Shadow charts develop for various reasons in clinical research as discussed in a prior post on shadow charts. They emerge at trial sites because of disparate IT systems: for example an EHR record may be printed onto paper for editing, redacting and signing before being rescanned into a study portal. The remaining stub is a shadow chart.
Other times shadow charts bloom because an original form was unavailable during a patient visit— a duplicate is created on the spot instead.
Sponsors, too, produce their own shadow charts. For example, monitoring teams end up creating copies of documents in shared drives and email to keep up with tasks.
Why worry? Shadow charts drag two material problems long with them: 1) They create additional document editing chores as being able to work with a digital original 2) Duplicate versions of the same trial document create confusion, run against Good Clinical Practice audit guidelines and create audit risk.
The way to eliminate shadow charts is to provide a singular system for submitting, editing and tracking study documents for both sites and sponsors. Sounds good, but does the regulatory environment support this sort of change on a global basis?
The answer is “yes.” There is a wave of electronic guidance from the FDA and ICH that paves the way for elimination of both site and sponsor shadow charts by implementing centralized electronic systems.
The FDA eSource guidance is focused on setting a foundation for electronic direct and indirect source data capture. This guidance has two primary impacts:
- For sponsors: The FDA eCTD guideline will require trial master file documentation to be submitted electronically by May, 2017. This guideline kicked off a wave of eTMF system adoption among sponsors. Florence’s eBinder suite is positioned specifically to help biotechs, device manufacturers and pharmaceutical companies meet this transition to eCTD compliant electronic trial master files and also get the additional benefit of remote monitoring.

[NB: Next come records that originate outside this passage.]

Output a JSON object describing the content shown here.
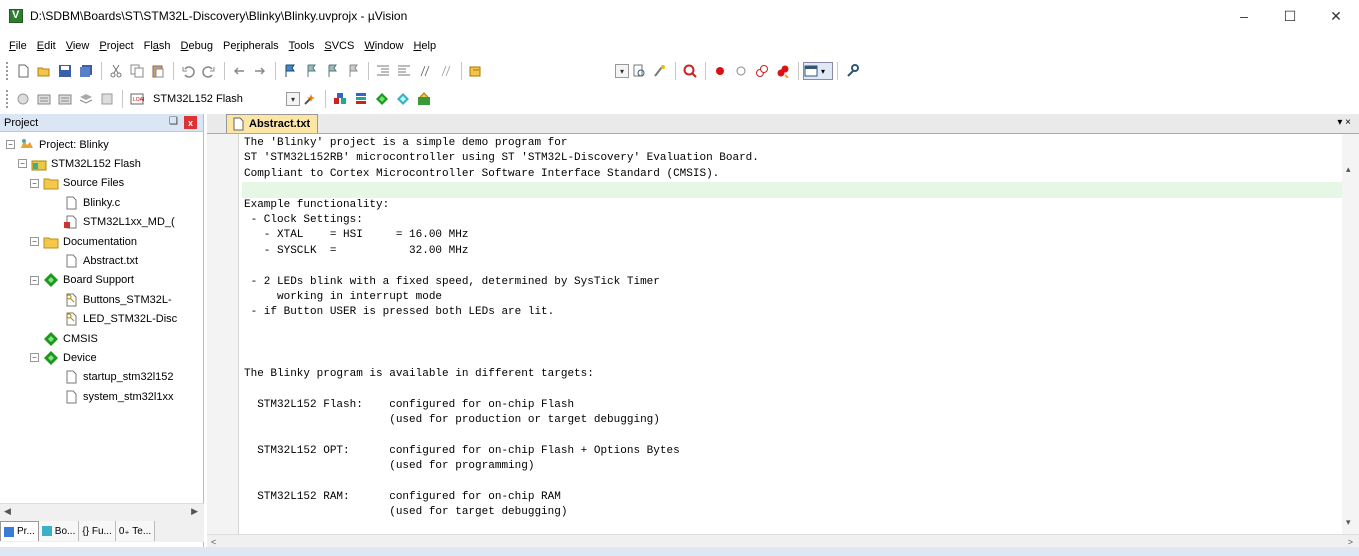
{
  "window": {
    "title": "D:\\SDBM\\Boards\\ST\\STM32L-Discovery\\Blinky\\Blinky.uvprojx - µVision",
    "minimize": "–",
    "maximize": "☐",
    "close": "✕"
  },
  "menu": [
    {
      "label": "File",
      "ul": "F",
      "rest": "ile"
    },
    {
      "label": "Edit",
      "ul": "E",
      "rest": "dit"
    },
    {
      "label": "View",
      "ul": "V",
      "rest": "iew"
    },
    {
      "label": "Project",
      "ul": "P",
      "rest": "roject"
    },
    {
      "label": "Flash",
      "pre": "Fl",
      "ul": "a",
      "rest": "sh"
    },
    {
      "label": "Debug",
      "ul": "D",
      "rest": "ebug"
    },
    {
      "label": "Peripherals",
      "pre": "Pe",
      "ul": "r",
      "rest": "ipherals"
    },
    {
      "label": "Tools",
      "ul": "T",
      "rest": "ools"
    },
    {
      "label": "SVCS",
      "ul": "S",
      "rest": "VCS"
    },
    {
      "label": "Window",
      "ul": "W",
      "rest": "indow"
    },
    {
      "label": "Help",
      "ul": "H",
      "rest": "elp"
    }
  ],
  "toolbar2": {
    "target": "STM32L152 Flash"
  },
  "project_panel": {
    "title": "Project",
    "pin": "❑",
    "close": "x",
    "tree": [
      {
        "label": "Project: Blinky",
        "level": 0,
        "expander": "−",
        "icon": "project-icon"
      },
      {
        "label": "STM32L152 Flash",
        "level": 1,
        "expander": "−",
        "icon": "target-icon"
      },
      {
        "label": "Source Files",
        "level": 2,
        "expander": "−",
        "icon": "folder-icon"
      },
      {
        "label": "Blinky.c",
        "level": 3,
        "icon": "file-icon"
      },
      {
        "label": "STM32L1xx_MD_(",
        "level": 3,
        "icon": "ini-file-icon"
      },
      {
        "label": "Documentation",
        "level": 2,
        "expander": "−",
        "icon": "folder-icon"
      },
      {
        "label": "Abstract.txt",
        "level": 3,
        "icon": "file-icon"
      },
      {
        "label": "Board Support",
        "level": 2,
        "expander": "−",
        "icon": "component-icon"
      },
      {
        "label": "Buttons_STM32L-",
        "level": 3,
        "icon": "key-file-icon"
      },
      {
        "label": "LED_STM32L-Disc",
        "level": 3,
        "icon": "key-file-icon"
      },
      {
        "label": "CMSIS",
        "level": 2,
        "icon": "component-icon"
      },
      {
        "label": "Device",
        "level": 2,
        "expander": "−",
        "icon": "component-icon"
      },
      {
        "label": "startup_stm32l152",
        "level": 3,
        "icon": "file-icon"
      },
      {
        "label": "system_stm32l1xx",
        "level": 3,
        "icon": "file-icon"
      }
    ],
    "bottom_tabs": [
      "Pr...",
      "Bo...",
      "{} Fu...",
      "0₊ Te..."
    ]
  },
  "editor": {
    "tab_label": "Abstract.txt",
    "lines": [
      "The 'Blinky' project is a simple demo program for",
      "ST 'STM32L152RB' microcontroller using ST 'STM32L-Discovery' Evaluation Board.",
      "Compliant to Cortex Microcontroller Software Interface Standard (CMSIS).",
      "",
      "Example functionality:",
      " - Clock Settings:",
      "   - XTAL    = HSI     = 16.00 MHz",
      "   - SYSCLK  =           32.00 MHz",
      "",
      " - 2 LEDs blink with a fixed speed, determined by SysTick Timer",
      "     working in interrupt mode",
      " - if Button USER is pressed both LEDs are lit.",
      "",
      "",
      "",
      "The Blinky program is available in different targets:",
      "",
      "  STM32L152 Flash:    configured for on-chip Flash",
      "                      (used for production or target debugging)",
      "",
      "  STM32L152 OPT:      configured for on-chip Flash + Options Bytes",
      "                      (used for programming)",
      "",
      "  STM32L152 RAM:      configured for on-chip RAM",
      "                      (used for target debugging)"
    ],
    "highlighted_line": 3
  }
}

- For sites: Meanwhile, FDA & ICH eSource guidance allows sites to make a compliant transition to digital site file, regulatory and source management. The eSource guidance and the eCTD guideline address the electronic clinical trial process from both ends of the trial marketplace.
What about worldwide? By echoing FDA guidance, the recent ICH E6 R2 revision draft shows that the entire trial community can make electronic processes standard. The R2 draft focuses on how to apply computerized systems from end-to-end for sponsors, CROs, and sites and builds on FDA guidance by further exploring risk based monitoring and eSource strategies.
The regulatory environment is in place. By transitioning document work to a digital standard, and by adopting a system that lets sites and sponsors work in the same place, the industry is on the verge of finally moving past shadow charts. The next step is for sponsors and sites to implement a single platform for clinical trial documents that works for all parties.
Trained at Emory University, Medical Degree from Emory School of Medicine, BS in Biochemistry and Molecular Biology with Minor in Leadership from University of Georgia